I was born in Livingston County, Missouri, July 5, 1868. I came in
a covered wagon tot he Indian Territory in 1885 and settled at Red Oak in the Choctaw
Nation, east of McAlester.
Brother had a store there and I went in business with him. We had a trading
post licensed by the Choctaw Government in Tuskahoma. Brother had married an Indian
woman so he did not have to pay the royalty but I was a white man and single so I had to
pay. The tax was one dollar and a half per year for each one hundred dollars worth
of merchandise I bought each year.
We had Indians for customers and I learned to speak their language. They often
laughed at my accent and pronunciation. They bought many vests. They thought
they were not well dressed unless they had on a bright colored, beaded vest. The
Indian women carried their money tied in handkerchiefs. They bought and paid for one
article at a time. They always spread their handkerchiefs full of money on the
counter and asked me to take out the amount owed for their purchase. They were very
honest and truthful and expected the same of anybody with whom they dealt.
When they came to the store in wagons the women always sat on the bottom of the wagon
while the men sat on the seats or boards and drove the team.
We had our goods freighted from Fort Smith, for which we paid fifty cents per hundred.
It took four days to make the trip.
I attended several Indian whippings. The Indian to be whipped had to remove his
shirt and stand with his arms around the whipping post with his back toward the person who
was to do the whipping. He began whipping at the waist and each lash was put a
little higher until the neck of the victim was reached. Then if there had not been
enough lashes given he started down the back striking between the ridges of the first
lashes. I saw one Indian receive one hundred lashes and never stop chewing his
tobacco. They were very stoical and could take a lot of punishment.
One day I took my wife and two small girls to an Indian Court in Red Oak.
The girls saw something which amused them and they began to laugh. The judge said,
"Girls, hush!" The girls never forgot this incident.
The elections were very exciting in those days. Sometimes they would almost be

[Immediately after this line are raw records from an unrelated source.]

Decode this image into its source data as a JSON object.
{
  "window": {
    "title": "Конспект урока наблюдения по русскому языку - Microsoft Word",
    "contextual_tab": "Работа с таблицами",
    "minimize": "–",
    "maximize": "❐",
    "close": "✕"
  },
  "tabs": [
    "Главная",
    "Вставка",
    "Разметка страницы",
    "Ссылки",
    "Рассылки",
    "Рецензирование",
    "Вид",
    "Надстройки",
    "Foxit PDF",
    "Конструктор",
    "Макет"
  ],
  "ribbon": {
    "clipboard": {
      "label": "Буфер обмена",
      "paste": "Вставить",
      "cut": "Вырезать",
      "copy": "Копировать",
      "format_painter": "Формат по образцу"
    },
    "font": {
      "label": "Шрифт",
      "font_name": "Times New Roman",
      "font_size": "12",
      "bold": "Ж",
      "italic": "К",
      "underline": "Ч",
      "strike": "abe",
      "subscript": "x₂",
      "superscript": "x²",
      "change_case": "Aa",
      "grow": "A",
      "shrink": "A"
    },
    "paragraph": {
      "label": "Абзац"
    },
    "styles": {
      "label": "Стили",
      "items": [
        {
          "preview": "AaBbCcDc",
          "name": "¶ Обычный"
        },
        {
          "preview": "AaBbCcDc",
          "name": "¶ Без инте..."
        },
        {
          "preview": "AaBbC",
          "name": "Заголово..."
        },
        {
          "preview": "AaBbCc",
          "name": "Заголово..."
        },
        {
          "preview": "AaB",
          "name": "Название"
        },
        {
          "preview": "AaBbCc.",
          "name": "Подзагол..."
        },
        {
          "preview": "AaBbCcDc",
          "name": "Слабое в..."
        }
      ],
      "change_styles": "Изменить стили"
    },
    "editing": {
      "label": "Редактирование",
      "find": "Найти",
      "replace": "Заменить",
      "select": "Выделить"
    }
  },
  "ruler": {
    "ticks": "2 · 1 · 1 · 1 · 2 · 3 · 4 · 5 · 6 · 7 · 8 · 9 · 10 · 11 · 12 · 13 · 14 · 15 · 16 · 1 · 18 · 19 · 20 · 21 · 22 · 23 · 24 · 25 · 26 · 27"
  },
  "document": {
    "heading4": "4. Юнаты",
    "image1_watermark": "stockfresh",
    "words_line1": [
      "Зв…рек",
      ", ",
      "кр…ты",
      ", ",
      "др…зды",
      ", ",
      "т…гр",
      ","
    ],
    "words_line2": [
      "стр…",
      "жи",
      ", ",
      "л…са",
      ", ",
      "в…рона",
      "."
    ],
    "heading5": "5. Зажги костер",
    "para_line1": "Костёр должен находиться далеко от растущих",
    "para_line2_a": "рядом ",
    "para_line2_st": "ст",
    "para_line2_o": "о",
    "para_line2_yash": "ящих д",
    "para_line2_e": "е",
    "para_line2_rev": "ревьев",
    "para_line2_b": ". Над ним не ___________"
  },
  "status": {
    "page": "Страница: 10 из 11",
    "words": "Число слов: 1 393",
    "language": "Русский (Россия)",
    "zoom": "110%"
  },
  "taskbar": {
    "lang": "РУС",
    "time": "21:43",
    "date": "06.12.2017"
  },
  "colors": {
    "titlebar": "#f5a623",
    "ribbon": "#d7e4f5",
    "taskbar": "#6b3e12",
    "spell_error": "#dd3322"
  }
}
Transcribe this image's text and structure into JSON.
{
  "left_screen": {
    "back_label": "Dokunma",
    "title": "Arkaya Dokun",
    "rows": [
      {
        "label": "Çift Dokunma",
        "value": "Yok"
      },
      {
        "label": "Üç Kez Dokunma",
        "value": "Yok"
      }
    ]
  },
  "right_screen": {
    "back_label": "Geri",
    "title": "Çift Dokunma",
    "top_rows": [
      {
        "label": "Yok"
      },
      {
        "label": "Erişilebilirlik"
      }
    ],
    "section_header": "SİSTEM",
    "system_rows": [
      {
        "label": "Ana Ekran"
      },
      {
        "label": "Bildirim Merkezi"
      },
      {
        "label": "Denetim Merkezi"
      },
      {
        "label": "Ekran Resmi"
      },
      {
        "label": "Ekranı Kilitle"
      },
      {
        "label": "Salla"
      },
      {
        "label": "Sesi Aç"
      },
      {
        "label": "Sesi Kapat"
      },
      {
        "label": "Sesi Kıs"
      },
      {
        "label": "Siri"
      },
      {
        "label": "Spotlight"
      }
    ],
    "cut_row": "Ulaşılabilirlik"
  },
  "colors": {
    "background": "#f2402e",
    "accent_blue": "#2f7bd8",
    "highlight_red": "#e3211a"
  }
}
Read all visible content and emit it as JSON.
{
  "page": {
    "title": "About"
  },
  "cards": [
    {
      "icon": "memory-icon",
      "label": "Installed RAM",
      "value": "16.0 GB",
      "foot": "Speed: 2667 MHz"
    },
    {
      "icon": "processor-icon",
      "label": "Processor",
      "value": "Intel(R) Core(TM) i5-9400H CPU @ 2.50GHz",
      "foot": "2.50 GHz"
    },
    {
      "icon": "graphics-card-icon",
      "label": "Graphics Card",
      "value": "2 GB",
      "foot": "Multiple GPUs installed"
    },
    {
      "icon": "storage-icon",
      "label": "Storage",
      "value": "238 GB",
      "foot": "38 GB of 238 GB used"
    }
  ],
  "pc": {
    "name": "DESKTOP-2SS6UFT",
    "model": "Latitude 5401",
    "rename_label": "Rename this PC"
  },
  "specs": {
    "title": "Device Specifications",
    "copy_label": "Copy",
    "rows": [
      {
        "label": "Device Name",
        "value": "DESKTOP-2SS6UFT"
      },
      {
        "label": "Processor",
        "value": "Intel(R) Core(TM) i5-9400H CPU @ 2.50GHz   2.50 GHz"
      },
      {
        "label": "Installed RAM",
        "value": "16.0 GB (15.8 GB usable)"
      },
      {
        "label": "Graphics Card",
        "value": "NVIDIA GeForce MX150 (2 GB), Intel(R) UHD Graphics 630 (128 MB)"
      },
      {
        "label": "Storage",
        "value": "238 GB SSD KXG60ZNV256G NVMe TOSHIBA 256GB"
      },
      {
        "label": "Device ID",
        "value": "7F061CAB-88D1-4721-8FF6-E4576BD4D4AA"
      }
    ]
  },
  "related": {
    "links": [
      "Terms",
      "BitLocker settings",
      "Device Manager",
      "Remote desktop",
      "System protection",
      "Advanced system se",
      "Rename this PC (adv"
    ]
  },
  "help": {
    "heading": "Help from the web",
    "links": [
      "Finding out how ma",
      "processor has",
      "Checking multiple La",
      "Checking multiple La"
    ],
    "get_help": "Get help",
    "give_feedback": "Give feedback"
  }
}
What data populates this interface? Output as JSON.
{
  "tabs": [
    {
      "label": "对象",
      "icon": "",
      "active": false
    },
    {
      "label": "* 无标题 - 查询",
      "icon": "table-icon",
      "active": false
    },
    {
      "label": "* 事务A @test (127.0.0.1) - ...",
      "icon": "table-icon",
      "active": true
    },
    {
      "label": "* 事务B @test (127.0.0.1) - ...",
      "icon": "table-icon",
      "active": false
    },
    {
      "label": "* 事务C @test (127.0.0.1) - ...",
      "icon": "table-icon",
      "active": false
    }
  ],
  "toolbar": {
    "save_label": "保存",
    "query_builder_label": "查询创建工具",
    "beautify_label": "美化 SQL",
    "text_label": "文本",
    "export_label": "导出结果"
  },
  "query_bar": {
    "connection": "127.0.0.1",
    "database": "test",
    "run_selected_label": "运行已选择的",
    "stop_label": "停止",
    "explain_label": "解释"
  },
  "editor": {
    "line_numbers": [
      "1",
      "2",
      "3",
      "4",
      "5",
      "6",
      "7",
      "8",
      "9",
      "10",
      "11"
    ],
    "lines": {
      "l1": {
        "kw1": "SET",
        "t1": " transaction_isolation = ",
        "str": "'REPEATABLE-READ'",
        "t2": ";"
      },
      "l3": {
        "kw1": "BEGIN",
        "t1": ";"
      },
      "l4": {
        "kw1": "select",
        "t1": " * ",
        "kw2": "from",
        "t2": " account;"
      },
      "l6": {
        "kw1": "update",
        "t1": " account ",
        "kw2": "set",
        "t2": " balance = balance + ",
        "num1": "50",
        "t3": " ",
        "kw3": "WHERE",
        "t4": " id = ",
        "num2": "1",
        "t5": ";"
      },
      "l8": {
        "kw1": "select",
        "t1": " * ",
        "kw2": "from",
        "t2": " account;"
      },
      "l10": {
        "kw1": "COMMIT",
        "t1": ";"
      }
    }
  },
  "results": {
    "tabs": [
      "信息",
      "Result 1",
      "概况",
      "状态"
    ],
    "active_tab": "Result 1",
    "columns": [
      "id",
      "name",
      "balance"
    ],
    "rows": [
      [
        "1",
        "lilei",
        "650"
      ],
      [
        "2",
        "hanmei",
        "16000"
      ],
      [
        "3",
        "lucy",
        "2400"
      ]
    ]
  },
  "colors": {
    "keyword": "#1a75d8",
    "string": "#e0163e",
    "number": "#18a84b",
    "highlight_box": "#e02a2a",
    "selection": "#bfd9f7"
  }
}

wars. An Indian was running for sheriff of Sugar Loaf County. They had no way
of getting printing done, so this Indian wrote the following on a piece of paper and
carried it around, showing it to people and asked that they support him. This was
written in English. "And I have to run Sugar Loaf County Sheriff. If my
vote is filled. I work by the office." His name was signed.
Everybody laughed about his having to run Sheriff. He was not elected.
One day while I was in the store a man came along and offered to sell me two bears.
I expected them to be as large as dogs and I offered him ten dollars for them.
When he delivered them he brought them in saddle pockets. They were only
fifteen days old and did not have their eyes open. I took them and fed them on a
bottle. After twenty-five days they opened their eyes. One of them died, but I
raised the other one to maturity. I kept him tied to a coal shed.
We burned coal there instead of wood. All we had to do was to walk over to the
side of a hill and pick up the coal. There was a well there where people came for
water not far from the shed. So many people teased this bear to get him to run at
them that he became very dangerous and so I had him killed.
There were many deer near Red Oak. I can remember when deer hams sold for
twenty-five cents each.
I knew an Indian named Lewis who killed two rattlesnakes, mounted them and laid them
across his door way to keep the chickens our of his house. Rattlesnakes were
I was foreman under United States Marshal John Solman for a time.
I moved to Wynnewood in 1901 and have lived here since.